Weimar Germany" Journal of Contemporary History, Vol. 24, No. 3 (Jul., 1989), pp. 387-410
JSTOR
26. ^ M.V.S. Koteswara Rao. Communist Parties and United Front - Experience in Kerala and
West Bengal. Hyderabad: Prajasakti Book House, 2003. p. 47-48
27. ^ Institute of Marxism-Leninism of the CPCz CC, Institute of Marxism-Leninism of the CPS
CC. An Outline of the History of the CPCz. Prague: Orbis Press Agency, 1980. p. 160
28. ^ The Black Book of Communism p. 298-301.
29. ^ Radzinski, Stalin, 1997
30. ^ Dissolution of the Communist International
31. ^ Mihailovi or Tito? How the Codebreakers Helped Churchill Choose by John Cripps;
Chapter 13 (pages 237-263) of Action This Day edited by Michael Smith & Ralph Erskine
(2001, Bantam London) ISBN 0593 049101 p. 242, 253, 257
32. ^ Robert Service, Stalin. A biography. (Macmillan - London, 2004), pp 444-445
33. ^ Mark Kramer, The Role of the CPSU International Department in Soviet Foreign Relations
and National Security Policy, Soviet Studies, Vol. 42, No. 3 (Jul., 1990), pp. 429-446
34. ^ Marxist History: "The Communist International (1919-1943)", accessed March 22, 2010

[edit] Further reading

Chase, William J. Enemies within the Gates?: The Comintern and the Stalinist
Repression, 1934-1939. Yale University Press, 2001. ISBN 0300082428
Hopkirk, Peter. Setting the East Ablaze: Lenin's Dream of a Empire in Asia 1984
(1984)

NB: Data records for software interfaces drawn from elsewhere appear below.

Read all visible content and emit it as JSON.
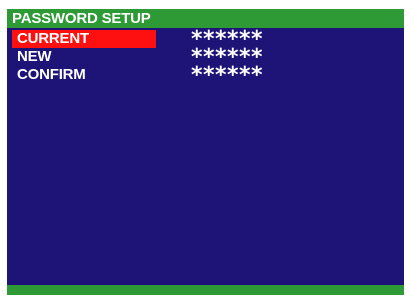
{
  "title": "PASSWORD SETUP",
  "colors": {
    "background": "#1e1478",
    "title_bar": "#2e9a35",
    "selection": "#ff1010",
    "text": "#ffffff"
  },
  "rows": [
    {
      "label": "CURRENT",
      "value": "******",
      "selected": true
    },
    {
      "label": "NEW",
      "value": "******",
      "selected": false
    },
    {
      "label": "CONFIRM",
      "value": "******",
      "selected": false
    }
  ]
}
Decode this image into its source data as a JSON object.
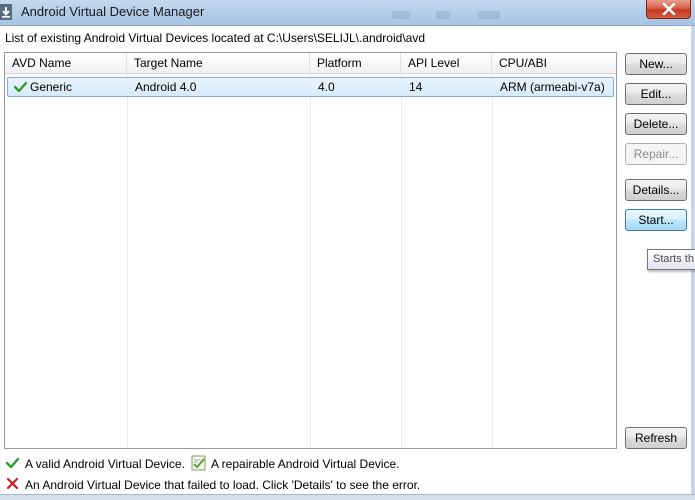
{
  "window": {
    "title": "Android Virtual Device Manager"
  },
  "location_label": "List of existing Android Virtual Devices located at C:\\Users\\SELIJL\\.android\\avd",
  "table": {
    "columns": [
      "AVD Name",
      "Target Name",
      "Platform",
      "API Level",
      "CPU/ABI"
    ],
    "rows": [
      {
        "status_icon": "valid-check-icon",
        "avd_name": "Generic",
        "target_name": "Android 4.0",
        "platform": "4.0",
        "api_level": "14",
        "cpu_abi": "ARM (armeabi-v7a)"
      }
    ]
  },
  "buttons": {
    "new": "New...",
    "edit": "Edit...",
    "delete": "Delete...",
    "repair": "Repair...",
    "details": "Details...",
    "start": "Start...",
    "refresh": "Refresh"
  },
  "tooltip": "Starts th",
  "legend": {
    "valid": "A valid Android Virtual Device.",
    "repairable": "A repairable Android Virtual Device.",
    "failed": "An Android Virtual Device that failed to load. Click 'Details' to see the error."
  },
  "colors": {
    "valid_green": "#2d9a2d",
    "failed_red": "#d21a1a",
    "selection_border": "#84acdd",
    "focus_blue": "#3c7fb1"
  }
}
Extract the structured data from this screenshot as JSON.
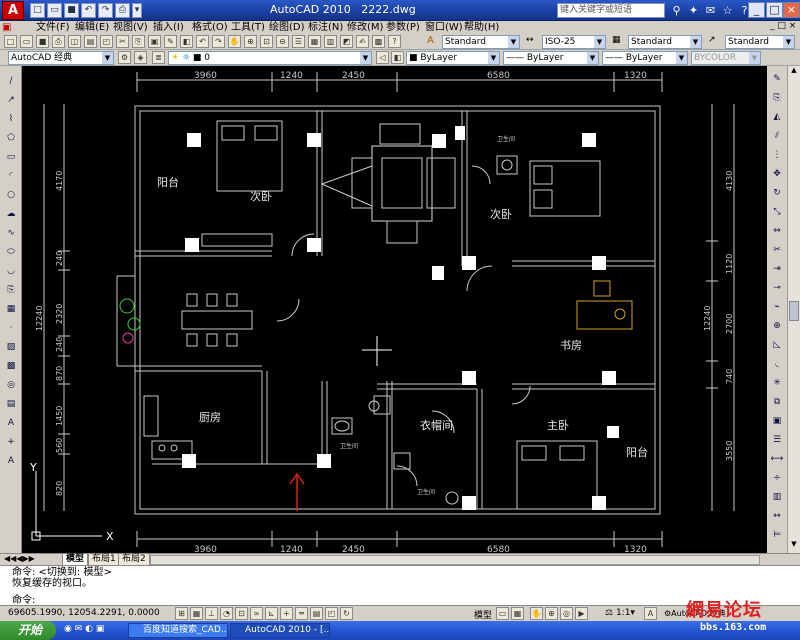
{
  "titlebar": {
    "app": "AutoCAD 2010",
    "file": "2222.dwg",
    "search_placeholder": "键入关键字或短语"
  },
  "menu": [
    "文件(F)",
    "编辑(E)",
    "视图(V)",
    "插入(I)",
    "格式(O)",
    "工具(T)",
    "绘图(D)",
    "标注(N)",
    "修改(M)",
    "参数(P)",
    "窗口(W)",
    "帮助(H)"
  ],
  "styles": {
    "text_style": "Standard",
    "dim_style": "ISO-25",
    "table_style": "Standard",
    "multileader_style": "Standard"
  },
  "workspace": "AutoCAD 经典",
  "layer": {
    "current": "0",
    "color": "ByLayer",
    "linetype": "ByLayer",
    "lineweight": "ByLayer",
    "plotstyle": "BYCOLOR"
  },
  "drawing": {
    "dims_top": [
      "3960",
      "1240",
      "2450",
      "6580",
      "1320"
    ],
    "dims_bottom": [
      "3960",
      "1240",
      "2450",
      "6580",
      "1320"
    ],
    "dims_left": [
      "4170",
      "240",
      "2320",
      "240",
      "870",
      "1450",
      "560",
      "820"
    ],
    "dims_left_total": "12240",
    "dims_right": [
      "4130",
      "1120",
      "2700",
      "740",
      "3550"
    ],
    "dims_right_total": "12240",
    "rooms": [
      "阳台",
      "次卧",
      "次卧",
      "书房",
      "厨房",
      "衣帽间",
      "主卧",
      "阳台"
    ],
    "small_labels": [
      "卫生间",
      "卫生间",
      "卫生间"
    ],
    "ucs": {
      "x": "X",
      "y": "Y"
    }
  },
  "tabs": [
    "模型",
    "布局1",
    "布局2"
  ],
  "command_lines": [
    "命令:  <切换到: 模型>",
    "恢复缓存的视口。",
    "命令:"
  ],
  "status": {
    "coords": "69605.1990, 12054.2291, 0.0000",
    "model": "模型",
    "scale": "1:1",
    "workspace": "AutoCAD 经典"
  },
  "taskbar": {
    "start": "开始",
    "tasks": [
      "百度知道搜索_CAD...",
      "AutoCAD 2010 - [..."
    ]
  },
  "watermark": {
    "brand": "網易论坛",
    "url": "bbs.163.com"
  }
}
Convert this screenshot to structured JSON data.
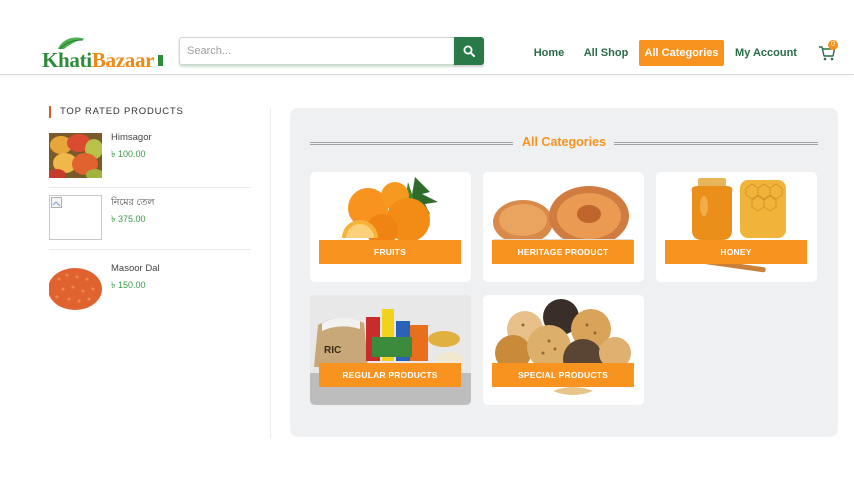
{
  "brand": {
    "logo_part1": "Khati",
    "logo_part2": "Bazaar"
  },
  "search": {
    "placeholder": "Search..."
  },
  "nav": {
    "items": [
      {
        "label": "Home"
      },
      {
        "label": "All Shop"
      },
      {
        "label": "All Categories",
        "active": true
      },
      {
        "label": "My Account"
      }
    ],
    "cart_count": "0"
  },
  "sidebar": {
    "title": "TOP RATED PRODUCTS",
    "products": [
      {
        "name": "Himsagor",
        "price": "৳ 100.00"
      },
      {
        "name": "নিমের তেল",
        "price": "৳ 375.00"
      },
      {
        "name": "Masoor Dal",
        "price": "৳ 150.00"
      }
    ]
  },
  "main": {
    "title": "All Categories",
    "categories": [
      {
        "label": "FRUITS"
      },
      {
        "label": "HERITAGE PRODUCT"
      },
      {
        "label": "HONEY"
      },
      {
        "label": "REGULAR PRODUCTS"
      },
      {
        "label": "SPECIAL PRODUCTS"
      }
    ]
  },
  "colors": {
    "accent": "#f7931e",
    "brand_green": "#2e8b3a",
    "nav_text": "#2a6b47",
    "search_button": "#2a7a49",
    "panel": "#eef0f2"
  }
}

C. L. R. James, World Revolution 1917-1936: The Rise and Fall of the Communist
International Humanities Press, New Jersey, (Revolutionary Series), 1993, ISBN 157392-583-7
Kennan, George F. Russia and the West under Lenin and Stalin (1961)
Liebman, Marcel. Leninism Under Lenin Humanities Press, ISBN 0-85036-261-X
McDermott, Kevin. "Rethinking the Comintern: Soviet historiography, 1987-1991,"
Labour History Review, Winter 1992, Vol. 57 Issue 3, pp 3758
McDermott, Kevin, and J. Agnew. The Comintern: a History of International
Communism from Lenin to Stalin (Basingstoke, 1996), the standard history
Melograni, Piero. Lenin and the Myth of World Revolution: Ideology and Reasons of
State 1917-1920, Humanities Press, 1990
Nekrich, Aleksandr M. Pariahs, Partners, Predators: German-Soviet Relations, 19221941 (1993)
Ulam, Adam B. Expansion and Coexistence: Soviet Foreign Policy, 19171973, 2nd
ed. (1974)
The Comintern and its Critics (Special issue of Revolutionary History Volume 8, no 1,
Summer 2001)

[edit] Primary sources

Davidson, Apollon, et al. eds. South Africa and the Communist International: A
Documentary History (2 vol., 2003)

[edit] External links


Wikimedia Commons has media related to: Comintern

Lenin's speech: The Third, Communist International ( recording (helpinfo))


Comintern Archives (English)
Comintern Archives (Russian)
Comintern History Archive Marxists Internet Archive
The Communist International Journal of the Comintern, Marxists Internet Archive
Report from Moscow, 3rd International congress, 1920 by Otto Rhle
Article on the Third International from the Encyclopedia Britannica